Stored data section start
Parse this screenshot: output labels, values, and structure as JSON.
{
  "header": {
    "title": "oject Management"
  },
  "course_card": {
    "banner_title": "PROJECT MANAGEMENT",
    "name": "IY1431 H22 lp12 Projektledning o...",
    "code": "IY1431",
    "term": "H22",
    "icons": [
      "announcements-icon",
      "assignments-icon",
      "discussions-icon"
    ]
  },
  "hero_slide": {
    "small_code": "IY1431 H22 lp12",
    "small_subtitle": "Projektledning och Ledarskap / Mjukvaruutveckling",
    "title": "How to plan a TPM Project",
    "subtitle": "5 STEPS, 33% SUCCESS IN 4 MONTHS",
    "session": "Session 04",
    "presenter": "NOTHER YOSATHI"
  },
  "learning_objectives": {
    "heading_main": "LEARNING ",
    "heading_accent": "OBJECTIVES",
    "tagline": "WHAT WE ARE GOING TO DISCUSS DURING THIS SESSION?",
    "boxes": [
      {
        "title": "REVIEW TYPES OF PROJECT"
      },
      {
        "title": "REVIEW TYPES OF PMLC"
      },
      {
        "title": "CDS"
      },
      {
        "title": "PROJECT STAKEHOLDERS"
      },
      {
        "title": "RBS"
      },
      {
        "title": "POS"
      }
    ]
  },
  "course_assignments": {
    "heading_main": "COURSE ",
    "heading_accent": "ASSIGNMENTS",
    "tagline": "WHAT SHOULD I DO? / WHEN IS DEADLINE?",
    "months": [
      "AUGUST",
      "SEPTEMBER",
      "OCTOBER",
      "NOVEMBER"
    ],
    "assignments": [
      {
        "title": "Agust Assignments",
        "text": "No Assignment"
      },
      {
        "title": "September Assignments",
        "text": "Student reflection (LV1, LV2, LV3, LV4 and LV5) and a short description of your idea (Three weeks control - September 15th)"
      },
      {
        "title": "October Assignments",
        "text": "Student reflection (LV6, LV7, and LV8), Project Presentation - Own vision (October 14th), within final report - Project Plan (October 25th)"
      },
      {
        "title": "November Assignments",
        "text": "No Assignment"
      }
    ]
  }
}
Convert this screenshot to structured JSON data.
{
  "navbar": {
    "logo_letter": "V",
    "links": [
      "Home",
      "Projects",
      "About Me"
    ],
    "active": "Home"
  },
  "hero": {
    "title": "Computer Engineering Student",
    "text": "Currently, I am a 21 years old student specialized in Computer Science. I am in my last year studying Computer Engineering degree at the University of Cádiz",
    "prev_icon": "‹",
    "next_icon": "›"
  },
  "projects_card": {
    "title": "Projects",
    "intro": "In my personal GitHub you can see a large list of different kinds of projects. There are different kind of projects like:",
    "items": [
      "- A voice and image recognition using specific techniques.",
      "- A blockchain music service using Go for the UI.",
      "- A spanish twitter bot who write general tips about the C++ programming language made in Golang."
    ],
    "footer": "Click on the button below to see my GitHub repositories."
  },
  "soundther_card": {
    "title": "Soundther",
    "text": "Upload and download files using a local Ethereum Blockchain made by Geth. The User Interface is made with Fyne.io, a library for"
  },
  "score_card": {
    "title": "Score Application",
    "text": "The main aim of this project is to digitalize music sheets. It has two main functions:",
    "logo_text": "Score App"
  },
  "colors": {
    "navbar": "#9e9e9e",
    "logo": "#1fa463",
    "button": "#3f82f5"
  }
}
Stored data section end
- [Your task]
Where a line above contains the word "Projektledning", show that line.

- [Solved exercise]
    "name": "IY1431 H22 lp12 Projektledning o...",
    "small_subtitle": "Projektledning och Ledarskap / Mjukvaruutveckling",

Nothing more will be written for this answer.